*** AVAILABLE DATA ***

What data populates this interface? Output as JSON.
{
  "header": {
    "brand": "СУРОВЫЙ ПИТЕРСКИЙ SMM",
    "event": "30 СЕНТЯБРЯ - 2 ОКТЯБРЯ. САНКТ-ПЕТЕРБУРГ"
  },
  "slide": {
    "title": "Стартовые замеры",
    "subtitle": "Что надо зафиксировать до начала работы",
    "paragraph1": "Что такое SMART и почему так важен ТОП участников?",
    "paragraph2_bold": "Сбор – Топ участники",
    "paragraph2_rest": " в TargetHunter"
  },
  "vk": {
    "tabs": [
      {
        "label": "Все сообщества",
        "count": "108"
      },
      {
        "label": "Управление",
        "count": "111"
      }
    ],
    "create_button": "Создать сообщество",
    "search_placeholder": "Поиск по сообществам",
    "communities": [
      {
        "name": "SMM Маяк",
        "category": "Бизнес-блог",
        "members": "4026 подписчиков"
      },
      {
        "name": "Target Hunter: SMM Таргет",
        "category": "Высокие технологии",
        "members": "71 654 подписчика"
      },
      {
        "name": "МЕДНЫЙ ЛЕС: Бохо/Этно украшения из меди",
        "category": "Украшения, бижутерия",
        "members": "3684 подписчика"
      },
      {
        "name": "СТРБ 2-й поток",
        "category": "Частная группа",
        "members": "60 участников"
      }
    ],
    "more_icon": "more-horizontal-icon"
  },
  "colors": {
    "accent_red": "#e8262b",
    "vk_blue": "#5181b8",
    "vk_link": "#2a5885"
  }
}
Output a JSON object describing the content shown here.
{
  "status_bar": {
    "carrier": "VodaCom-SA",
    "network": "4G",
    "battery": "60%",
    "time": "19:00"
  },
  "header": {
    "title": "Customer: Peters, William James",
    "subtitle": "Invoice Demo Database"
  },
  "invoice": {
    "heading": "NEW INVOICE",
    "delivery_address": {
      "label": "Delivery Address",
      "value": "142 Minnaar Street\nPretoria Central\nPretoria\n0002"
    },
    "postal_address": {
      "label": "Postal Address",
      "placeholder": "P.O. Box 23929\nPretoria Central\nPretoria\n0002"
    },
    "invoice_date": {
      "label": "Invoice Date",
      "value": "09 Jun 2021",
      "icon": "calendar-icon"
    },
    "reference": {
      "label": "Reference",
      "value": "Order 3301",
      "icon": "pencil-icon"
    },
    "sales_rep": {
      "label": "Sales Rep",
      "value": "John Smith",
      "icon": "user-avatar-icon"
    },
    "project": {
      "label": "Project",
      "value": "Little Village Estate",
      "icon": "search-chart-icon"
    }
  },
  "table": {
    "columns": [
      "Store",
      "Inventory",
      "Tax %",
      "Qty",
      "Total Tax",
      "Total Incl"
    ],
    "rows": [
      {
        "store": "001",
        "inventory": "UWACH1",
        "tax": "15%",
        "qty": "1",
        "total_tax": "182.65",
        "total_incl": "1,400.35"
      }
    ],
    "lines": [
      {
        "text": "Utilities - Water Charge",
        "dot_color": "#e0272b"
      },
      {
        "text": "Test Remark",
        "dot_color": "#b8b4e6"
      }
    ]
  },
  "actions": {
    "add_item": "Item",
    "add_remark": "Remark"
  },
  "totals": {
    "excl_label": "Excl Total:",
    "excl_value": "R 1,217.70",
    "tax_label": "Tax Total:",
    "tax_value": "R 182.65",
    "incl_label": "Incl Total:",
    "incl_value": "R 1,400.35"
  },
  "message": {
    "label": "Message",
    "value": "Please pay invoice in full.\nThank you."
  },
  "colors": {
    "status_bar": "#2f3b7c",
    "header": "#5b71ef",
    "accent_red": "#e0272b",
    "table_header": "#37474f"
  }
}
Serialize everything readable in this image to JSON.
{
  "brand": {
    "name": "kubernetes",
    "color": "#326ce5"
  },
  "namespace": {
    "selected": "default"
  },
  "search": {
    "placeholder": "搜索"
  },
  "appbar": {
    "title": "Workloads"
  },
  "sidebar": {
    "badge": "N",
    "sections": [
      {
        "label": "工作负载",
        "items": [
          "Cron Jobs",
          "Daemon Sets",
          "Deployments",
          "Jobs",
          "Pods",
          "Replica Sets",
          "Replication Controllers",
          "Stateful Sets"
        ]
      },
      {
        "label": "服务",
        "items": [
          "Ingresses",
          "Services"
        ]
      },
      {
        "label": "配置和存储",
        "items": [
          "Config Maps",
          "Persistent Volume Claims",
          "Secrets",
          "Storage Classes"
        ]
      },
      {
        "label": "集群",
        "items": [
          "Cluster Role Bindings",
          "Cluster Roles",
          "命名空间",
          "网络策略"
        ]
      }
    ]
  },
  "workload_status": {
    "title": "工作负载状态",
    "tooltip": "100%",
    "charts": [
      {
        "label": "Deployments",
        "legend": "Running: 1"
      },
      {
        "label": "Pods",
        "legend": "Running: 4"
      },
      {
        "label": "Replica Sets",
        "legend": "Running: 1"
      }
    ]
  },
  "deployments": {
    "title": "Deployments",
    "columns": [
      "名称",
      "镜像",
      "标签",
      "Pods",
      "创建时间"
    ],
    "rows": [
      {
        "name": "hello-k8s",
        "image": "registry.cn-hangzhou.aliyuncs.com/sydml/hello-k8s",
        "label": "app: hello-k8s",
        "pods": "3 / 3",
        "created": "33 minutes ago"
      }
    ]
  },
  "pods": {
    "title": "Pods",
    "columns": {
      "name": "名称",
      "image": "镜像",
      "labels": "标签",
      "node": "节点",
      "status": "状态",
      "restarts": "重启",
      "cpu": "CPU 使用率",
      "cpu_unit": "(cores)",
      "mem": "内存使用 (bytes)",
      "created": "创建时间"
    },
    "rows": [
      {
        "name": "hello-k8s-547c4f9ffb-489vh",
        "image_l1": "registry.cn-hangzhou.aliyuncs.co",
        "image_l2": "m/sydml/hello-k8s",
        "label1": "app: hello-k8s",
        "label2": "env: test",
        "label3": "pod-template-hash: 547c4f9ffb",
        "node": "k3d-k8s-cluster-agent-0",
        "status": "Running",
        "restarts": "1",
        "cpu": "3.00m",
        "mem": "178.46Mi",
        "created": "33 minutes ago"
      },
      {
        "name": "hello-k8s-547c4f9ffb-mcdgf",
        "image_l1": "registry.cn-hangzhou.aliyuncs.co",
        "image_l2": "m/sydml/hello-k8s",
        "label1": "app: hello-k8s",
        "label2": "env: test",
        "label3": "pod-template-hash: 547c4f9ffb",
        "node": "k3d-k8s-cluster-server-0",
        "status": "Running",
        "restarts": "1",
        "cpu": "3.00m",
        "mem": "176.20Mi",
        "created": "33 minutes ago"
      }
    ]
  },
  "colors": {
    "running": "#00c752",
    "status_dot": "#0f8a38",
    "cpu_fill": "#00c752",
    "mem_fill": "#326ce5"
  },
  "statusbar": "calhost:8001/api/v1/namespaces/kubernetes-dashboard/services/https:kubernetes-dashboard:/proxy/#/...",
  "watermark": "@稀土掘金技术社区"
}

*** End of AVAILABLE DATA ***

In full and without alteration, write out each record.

What data populates this interface? Output as JSON.
{
  "header": {
    "brand": "СУРОВЫЙ ПИТЕРСКИЙ SMM",
    "event": "30 СЕНТЯБРЯ - 2 ОКТЯБРЯ. САНКТ-ПЕТЕРБУРГ"
  },
  "slide": {
    "title": "Стартовые замеры",
    "subtitle": "Что надо зафиксировать до начала работы",
    "paragraph1": "Что такое SMART и почему так важен ТОП участников?",
    "paragraph2_bold": "Сбор – Топ участники",
    "paragraph2_rest": " в TargetHunter"
  },
  "vk": {
    "tabs": [
      {
        "label": "Все сообщества",
        "count": "108"
      },
      {
        "label": "Управление",
        "count": "111"
      }
    ],
    "create_button": "Создать сообщество",
    "search_placeholder": "Поиск по сообществам",
    "communities": [
      {
        "name": "SMM Маяк",
        "category": "Бизнес-блог",
        "members": "4026 подписчиков"
      },
      {
        "name": "Target Hunter: SMM Таргет",
        "category": "Высокие технологии",
        "members": "71 654 подписчика"
      },
      {
        "name": "МЕДНЫЙ ЛЕС: Бохо/Этно украшения из меди",
        "category": "Украшения, бижутерия",
        "members": "3684 подписчика"
      },
      {
        "name": "СТРБ 2-й поток",
        "category": "Частная группа",
        "members": "60 участников"
      }
    ],
    "more_icon": "more-horizontal-icon"
  },
  "colors": {
    "accent_red": "#e8262b",
    "vk_blue": "#5181b8",
    "vk_link": "#2a5885"
  }
}
Output a JSON object describing the content shown here.
{
  "status_bar": {
    "carrier": "VodaCom-SA",
    "network": "4G",
    "battery": "60%",
    "time": "19:00"
  },
  "header": {
    "title": "Customer: Peters, William James",
    "subtitle": "Invoice Demo Database"
  },
  "invoice": {
    "heading": "NEW INVOICE",
    "delivery_address": {
      "label": "Delivery Address",
      "value": "142 Minnaar Street\nPretoria Central\nPretoria\n0002"
    },
    "postal_address": {
      "label": "Postal Address",
      "placeholder": "P.O. Box 23929\nPretoria Central\nPretoria\n0002"
    },
    "invoice_date": {
      "label": "Invoice Date",
      "value": "09 Jun 2021",
      "icon": "calendar-icon"
    },
    "reference": {
      "label": "Reference",
      "value": "Order 3301",
      "icon": "pencil-icon"
    },
    "sales_rep": {
      "label": "Sales Rep",
      "value": "John Smith",
      "icon": "user-avatar-icon"
    },
    "project": {
      "label": "Project",
      "value": "Little Village Estate",
      "icon": "search-chart-icon"
    }
  },
  "table": {
    "columns": [
      "Store",
      "Inventory",
      "Tax %",
      "Qty",
      "Total Tax",
      "Total Incl"
    ],
    "rows": [
      {
        "store": "001",
        "inventory": "UWACH1",
        "tax": "15%",
        "qty": "1",
        "total_tax": "182.65",
        "total_incl": "1,400.35"
      }
    ],
    "lines": [
      {
        "text": "Utilities - Water Charge",
        "dot_color": "#e0272b"
      },
      {
        "text": "Test Remark",
        "dot_color": "#b8b4e6"
      }
    ]
  },
  "actions": {
    "add_item": "Item",
    "add_remark": "Remark"
  },
  "totals": {
    "excl_label": "Excl Total:",
    "excl_value": "R 1,217.70",
    "tax_label": "Tax Total:",
    "tax_value": "R 182.65",
    "incl_label": "Incl Total:",
    "incl_value": "R 1,400.35"
  },
  "message": {
    "label": "Message",
    "value": "Please pay invoice in full.\nThank you."
  },
  "colors": {
    "status_bar": "#2f3b7c",
    "header": "#5b71ef",
    "accent_red": "#e0272b",
    "table_header": "#37474f"
  }
}
Serialize everything readable in this image to JSON.
{
  "brand": {
    "name": "kubernetes",
    "color": "#326ce5"
  },
  "namespace": {
    "selected": "default"
  },
  "search": {
    "placeholder": "搜索"
  },
  "appbar": {
    "title": "Workloads"
  },
  "sidebar": {
    "badge": "N",
    "sections": [
      {
        "label": "工作负载",
        "items": [
          "Cron Jobs",
          "Daemon Sets",
          "Deployments",
          "Jobs",
          "Pods",
          "Replica Sets",
          "Replication Controllers",
          "Stateful Sets"
        ]
      },
      {
        "label": "服务",
        "items": [
          "Ingresses",
          "Services"
        ]
      },
      {
        "label": "配置和存储",
        "items": [
          "Config Maps",
          "Persistent Volume Claims",
          "Secrets",
          "Storage Classes"
        ]
      },
      {
        "label": "集群",
        "items": [
          "Cluster Role Bindings",
          "Cluster Roles",
          "命名空间",
          "网络策略"
        ]
      }
    ]
  },
  "workload_status": {
    "title": "工作负载状态",
    "tooltip": "100%",
    "charts": [
      {
        "label": "Deployments",
        "legend": "Running: 1"
      },
      {
        "label": "Pods",
        "legend": "Running: 4"
      },
      {
        "label": "Replica Sets",
        "legend": "Running: 1"
      }
    ]
  },
  "deployments": {
    "title": "Deployments",
    "columns": [
      "名称",
      "镜像",
      "标签",
      "Pods",
      "创建时间"
    ],
    "rows": [
      {
        "name": "hello-k8s",
        "image": "registry.cn-hangzhou.aliyuncs.com/sydml/hello-k8s",
        "label": "app: hello-k8s",
        "pods": "3 / 3",
        "created": "33 minutes ago"
      }
    ]
  },
  "pods": {
    "title": "Pods",
    "columns": {
      "name": "名称",
      "image": "镜像",
      "labels": "标签",
      "node": "节点",
      "status": "状态",
      "restarts": "重启",
      "cpu": "CPU 使用率",
      "cpu_unit": "(cores)",
      "mem": "内存使用 (bytes)",
      "created": "创建时间"
    },
    "rows": [
      {
        "name": "hello-k8s-547c4f9ffb-489vh",
        "image_l1": "registry.cn-hangzhou.aliyuncs.co",
        "image_l2": "m/sydml/hello-k8s",
        "label1": "app: hello-k8s",
        "label2": "env: test",
        "label3": "pod-template-hash: 547c4f9ffb",
        "node": "k3d-k8s-cluster-agent-0",
        "status": "Running",
        "restarts": "1",
        "cpu": "3.00m",
        "mem": "178.46Mi",
        "created": "33 minutes ago"
      },
      {
        "name": "hello-k8s-547c4f9ffb-mcdgf",
        "image_l1": "registry.cn-hangzhou.aliyuncs.co",
        "image_l2": "m/sydml/hello-k8s",
        "label1": "app: hello-k8s",
        "label2": "env: test",
        "label3": "pod-template-hash: 547c4f9ffb",
        "node": "k3d-k8s-cluster-server-0",
        "status": "Running",
        "restarts": "1",
        "cpu": "3.00m",
        "mem": "176.20Mi",
        "created": "33 minutes ago"
      }
    ]
  },
  "colors": {
    "running": "#00c752",
    "status_dot": "#0f8a38",
    "cpu_fill": "#00c752",
    "mem_fill": "#326ce5"
  },
  "statusbar": "calhost:8001/api/v1/namespaces/kubernetes-dashboard/services/https:kubernetes-dashboard:/proxy/#/...",
  "watermark": "@稀土掘金技术社区"
}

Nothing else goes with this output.